Most public health information technology projects rely on strong collaboration to be successful, especially across vendor-client boundaries. Here are some successful strategies: ...

Most public health information technology projects rely on strong collaboration to be successful, especially across vendor-client boundaries. Here are some successful strategies:

  • Clear vision. A concise and clear vision focused on public health outcomes is embraced and articulated by all participants in the project.
  • Strong support and leadership from senior management. Without strong support from senior management, projects are rarely given the priority to enable success. This prioritization includes both agency and vendor commitment.
  • Funding. Both external (Federal) and internal (state/local) funding need to be committed to enable success, though long-term sustainability is an ongoing issue.

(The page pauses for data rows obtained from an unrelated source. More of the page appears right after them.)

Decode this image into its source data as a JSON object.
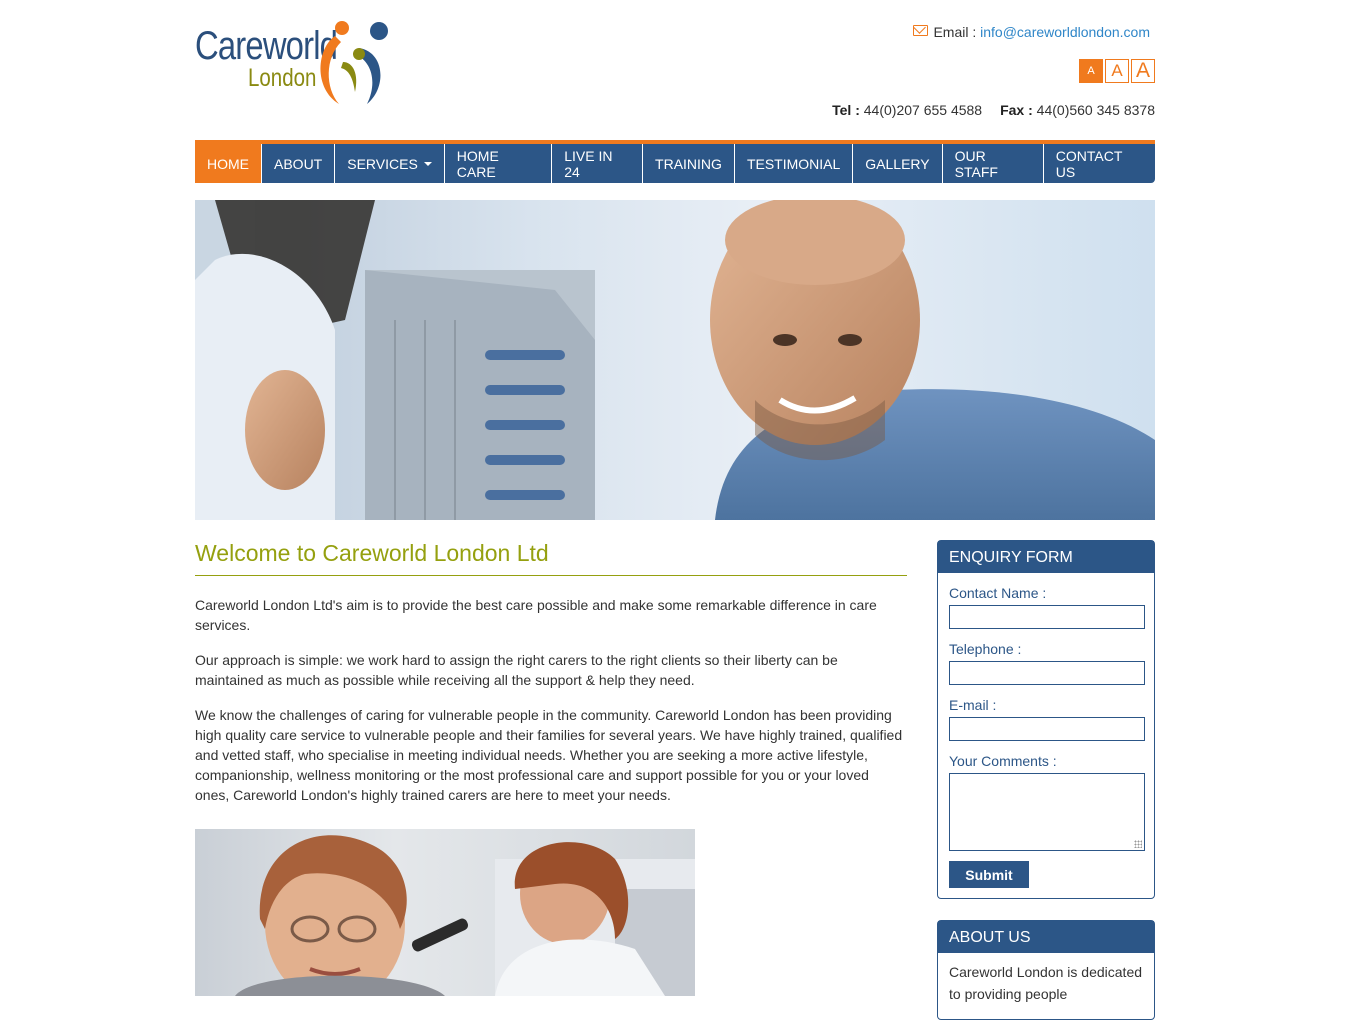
{
  "header": {
    "logo_line1": "Careworld",
    "logo_line2": "London",
    "email_label": "Email : ",
    "email_value": "info@careworldlondon.com",
    "font_sizes": [
      "A",
      "A",
      "A"
    ],
    "tel_label": "Tel : ",
    "tel_value": "44(0)207 655 4588",
    "fax_label": "Fax : ",
    "fax_value": "44(0)560 345 8378"
  },
  "nav": {
    "items": [
      "HOME",
      "ABOUT",
      "SERVICES",
      "HOME CARE",
      "LIVE IN 24",
      "TRAINING",
      "TESTIMONIAL",
      "GALLERY",
      "OUR STAFF",
      "CONTACT US"
    ],
    "active": "HOME"
  },
  "main": {
    "title": "Welcome to Careworld London Ltd",
    "paragraphs": [
      "Careworld London Ltd's aim is to provide the best care possible and make some remarkable difference in care services.",
      "Our approach is simple: we work hard to assign the right carers to the right clients so their liberty can be maintained as much as possible while receiving all the support & help they need.",
      "We know the challenges of caring for vulnerable people in the community. Careworld London has been providing high quality care service to vulnerable people and their families for several years. We have highly trained, qualified and vetted staff, who specialise in meeting individual needs. Whether you are seeking a more active lifestyle, companionship, wellness monitoring or the most professional care and support possible for you or your loved ones, Careworld London's highly trained carers are here to meet your needs."
    ]
  },
  "enquiry": {
    "title": "ENQUIRY FORM",
    "contact_name_label": "Contact Name :",
    "telephone_label": "Telephone :",
    "email_label": "E-mail :",
    "comments_label": "Your Comments :",
    "submit_label": "Submit"
  },
  "about": {
    "title": "ABOUT US",
    "text": "Careworld London is dedicated to providing people"
  },
  "colors": {
    "brand_blue": "#2c5687",
    "accent_orange": "#f07a1e",
    "title_olive": "#95a00f",
    "link_blue": "#2f86c8"
  }
}
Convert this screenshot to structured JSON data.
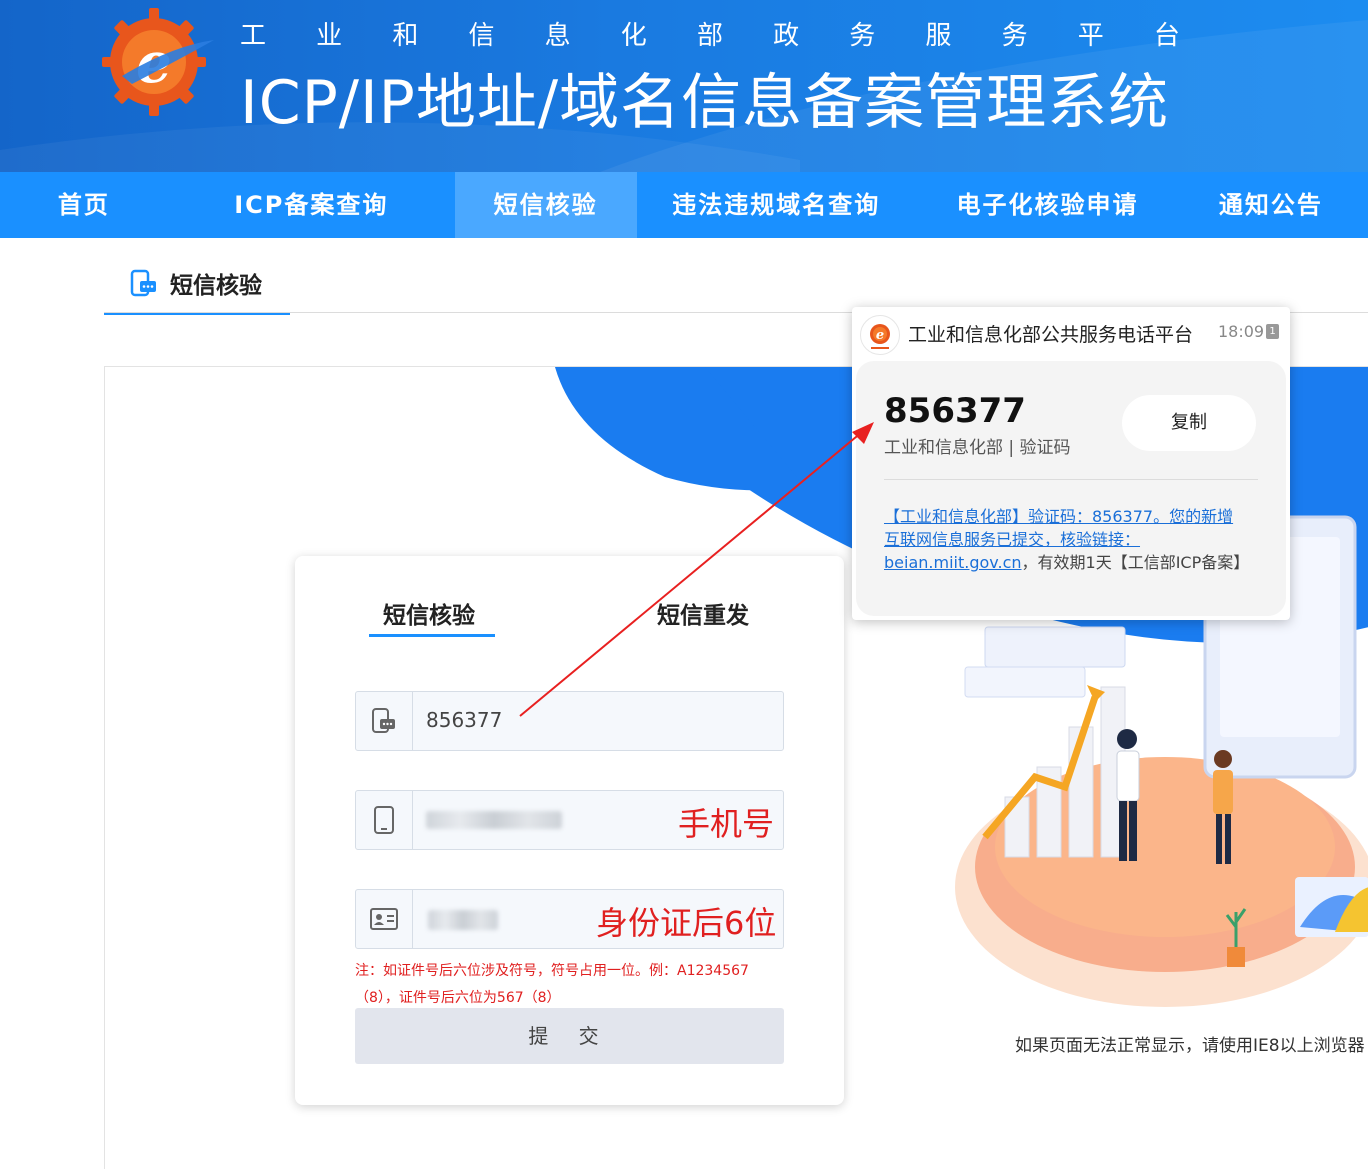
{
  "header": {
    "gov_chars": [
      "工",
      "业",
      "和",
      "信",
      "息",
      "化",
      "部",
      "政",
      "务",
      "服",
      "务",
      "平",
      "台"
    ],
    "system_title": "ICP/IP地址/域名信息备案管理系统"
  },
  "nav": {
    "items": [
      {
        "label": "首页"
      },
      {
        "label": "ICP备案查询"
      },
      {
        "label": "短信核验"
      },
      {
        "label": "违法违规域名查询"
      },
      {
        "label": "电子化核验申请"
      },
      {
        "label": "通知公告"
      }
    ],
    "active_index": 2
  },
  "section": {
    "title": "短信核验"
  },
  "form": {
    "tabs": [
      "短信核验",
      "短信重发"
    ],
    "active_tab": 0,
    "code_value": "856377",
    "phone_annotation": "手机号",
    "id_annotation": "身份证后6位",
    "hint": "注：如证件号后六位涉及符号，符号占用一位。例：A1234567（8），证件号后六位为567（8）",
    "submit_label": "提 交"
  },
  "browser_note": "如果页面无法正常显示，请使用IE8以上浏览器",
  "sms": {
    "sender": "工业和信息化部公共服务电话平台",
    "time": "18:09",
    "sim_label": "1",
    "code": "856377",
    "code_label": "工业和信息化部 | 验证码",
    "copy_label": "复制",
    "message_link": "【工业和信息化部】验证码：856377。您的新增互联网信息服务已提交，核验链接：",
    "message_url": "beian.miit.gov.cn",
    "message_rest": "，有效期1天【工信部ICP备案】"
  },
  "colors": {
    "primary_blue": "#1a90ff",
    "banner_blue": "#1465c9",
    "active_nav": "#4aa8ff",
    "annotation_red": "#e02020",
    "logo_orange": "#e8561c"
  }
}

  • Flexibility in staffing. Many government agencies face challenges and constraints when trying to staff its programs. Various steps need to be taken to be as flexible as possible in considering solutions to these problems, including use of temporary positions, temporary/acting assignments, and use of external consultants without limiting them to staff augmentation.
  • Strong project management. Leadership enables progress, but project management ensures that all the details are executed properly. Experienced project managers on both the client and vendor sides who work along with a diverse leadership team ensure that projects are executed properly. This might include frequent “stand-ups” among team members to highlight progress and hold each other accountable (part of their Agile process – see below). But by far the biggest role for project manager is managing expectations.
  • Transparency. Through clear and thorough documentation, where all discussion and decisions are available for participants and managers to see and understand as appropriate, a successful project informs and assures everyone involved that there are no surprises or secrets.
  • Leveraged expertise. Vendors often allow clients to draw on their national experts and consultants to bring their experience from other projects quickly to bear on their needs. This should be done with a minimum of ego, but careful and thoughtful consideration of where the experience of others could save time and money.
  • Service-oriented Architecture (SOA). Systems should be engineered (or re-engineered) to use SOA, making it easier to consider and implement externally-developed modules where they made sense rather than feeling obligated to develop all aspects of the system in-house. In particular, SOA can enable the use of Open Source components.
  • Agile methodology. Agencies and vendors are changing the way they deliver IT solutions from a more traditional waterfall approach – typified by extensive requirements and design documents and infrequent software releases – to an Agile approach which allowed the software to evolve in small, purposeful steps involving more day-to-day collaboration between technical and the Program staff. For many projects this represents a significant change from prior practices.
  • Flexible contracting. The most successful projects are able to leverage a wide variety of contracting strategies within the constraints of Agency law and policy. This often includes leverage of Federal contract vehicles (g., GSA Direct Assistance, IDIQ/BPA contracts, CMS Medicaid/HITECH matching funds), use of third party intermediaries to facilitate contracting (often non-profit organizations), and use of multi-year contracts with options to renew. It is also important to make sure that contract structures fit the needs of the project: for instance, there is often pressure to have vendors enter into fixed-price, deliverables-based contracts when the requirements are unknown. Note that contracts that support Agile software development are particularly hard to fulfill as fixed-price, deliverables-based projects.
  • Use of shared infrastructure. Many agencies are making investments in shared technical components such as a Master Patient Index (MPI), shared services to support interoperability, and a unified approach to registering and managing provider participation in the CMS EHR Incentive Programs. This leverage not only increases the coherence with which the provider community experiences interactions with the Agency, but also reduces redundancy thereby reducing cost. The mantra of “create once, use many times” is key to success in this area.
  • Focus, focus, focus. The result of many of these drivers is the ability and freedom to focus on the goals of the effort with fewer distractions, technical and policy.